Exercise: Each record that follows must be reproduced exactly.

#### Dataset content

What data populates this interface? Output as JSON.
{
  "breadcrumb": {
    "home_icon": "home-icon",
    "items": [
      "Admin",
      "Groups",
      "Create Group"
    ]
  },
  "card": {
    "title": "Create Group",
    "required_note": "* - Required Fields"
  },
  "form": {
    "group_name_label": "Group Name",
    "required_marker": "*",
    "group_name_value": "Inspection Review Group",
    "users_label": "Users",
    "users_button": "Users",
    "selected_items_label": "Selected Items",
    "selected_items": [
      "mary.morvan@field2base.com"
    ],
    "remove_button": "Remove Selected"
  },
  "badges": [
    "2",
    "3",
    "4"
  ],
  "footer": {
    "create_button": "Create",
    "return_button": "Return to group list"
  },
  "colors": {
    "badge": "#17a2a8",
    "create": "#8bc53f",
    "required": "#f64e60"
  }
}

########

Response to this exercise:
What data populates this interface? Output as JSON.
{
  "breadcrumb": {
    "home_icon": "home-icon",
    "items": [
      "Admin",
      "Groups",
      "Create Group"
    ]
  },
  "card": {
    "title": "Create Group",
    "required_note": "* - Required Fields"
  },
  "form": {
    "group_name_label": "Group Name",
    "required_marker": "*",
    "group_name_value": "Inspection Review Group",
    "users_label": "Users",
    "users_button": "Users",
    "selected_items_label": "Selected Items",
    "selected_items": [
      "mary.morvan@field2base.com"
    ],
    "remove_button": "Remove Selected"
  },
  "badges": [
    "2",
    "3",
    "4"
  ],
  "footer": {
    "create_button": "Create",
    "return_button": "Return to group list"
  },
  "colors": {
    "badge": "#17a2a8",
    "create": "#8bc53f",
    "required": "#f64e60"
  }
}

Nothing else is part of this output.